14 September 2019 Report
Once again the forecast was for marginal conditions earlier in the day with SE winds around the 15 knot mark decreasing as the day progressed. Waves were to 2m. The on water experience fitted the predictions for the first half of the trip with a number of people succumbing to sea-sickness. Sea surface temperatures were between 17 and 18 deg C. The day produced all of the expected species for a September trip albeit in smaller numbers. Throughout the voyage we were continually distracted by the many Humpbacks encountered with two overly curious animals approaching and staying with the boat for some time while beyond the shelf. With plenty of food around the only birds which showed any real interest in approaching and following the boat closely while in pelagic waters were a handful of Greater Crested Terns at the seamount.
We left the Harbour as scheduled with a mix of local and international visitors onboard. Silver Gulls began following the boat whilst in the Harbour. Within 15 minutes of exiting the Heads the first of the odd Wedge-tailed Shearwater was seen. Hutton's Shearwaters were also quickly added with all traveling fast in a north-easterly direction. Well away from the boat an Australasian Gannet was spotted. A pair of Short-tailed Shearwaters flew past the boat without stopping.

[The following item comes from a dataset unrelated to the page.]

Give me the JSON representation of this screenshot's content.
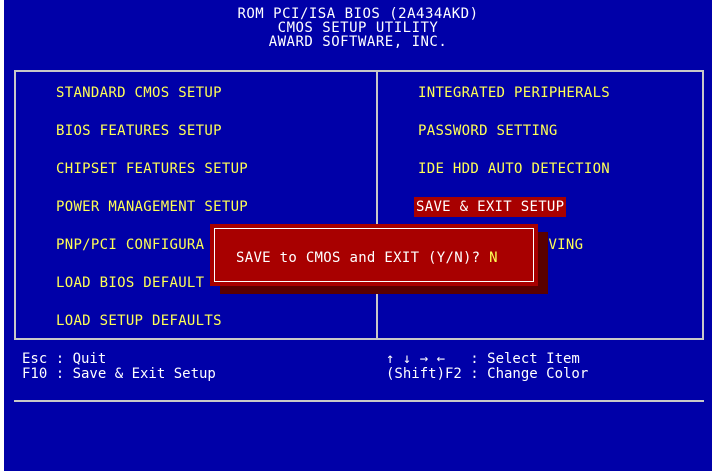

Very little action was seen while we headed out past the shelf apart from the occasional Brown Skua and the odd passing Shearwater. About 1.5NM from the seamount we set up a drift near two whales who had remained stationary as we approached. Curiosity got the better of the sea mammals so they moved closer to the boat. While everyone was being entertained by the frolicking whales a single Wandering Albatross glided some distance from the boat to the north never to be seen again.
A number of Providence and Grey-faced Petrel were present at the shelf. None overly keen to sample the berley. An early season Flesh-footed Shearwater made an appearance but disappeared as quickly as it appeared. Shy Albatross were also seen, all young birds, along with Black-browed Albatross. A token Indian Yellow-nosed Albatross was seen completing all the expected species for September. We had one relatively close approach by a Northern Giant-Petrel before it peeled away to settle on the water nearby.
After motoring along the slick we decided to venture further east over the seamount. Unfortunately the birds didn't follow us. Another drift was executed with similar results to the previous. Around 12:30pm we turned westward for the journey back. We arrived safely back in the Harbour after 3:30pm.
(Note that the numbers in parentheses represent the approximate maximum number of that species in view at one time)
|Indian Yellow-nosed Albatross||1||(1)|
|Northern Giant Petrel||2||(1)|
|Greater Crested Tern||20||(12)|
|Inshore Bottlenose Dolphin||5|
The next Sydney pelagic trip is scheduled for Saturday 14th October 2019 departing from Mosman at 6.45am and Rose Bay at 7.00am.
All information on our trips including dates and contact details can be found on the website at sydneypelagics.info
Book at email@example.com
You can also find us on Facebook and post photos at https://www.facebook.com/sydneypelagics
(Photographs by Greg McLachlan).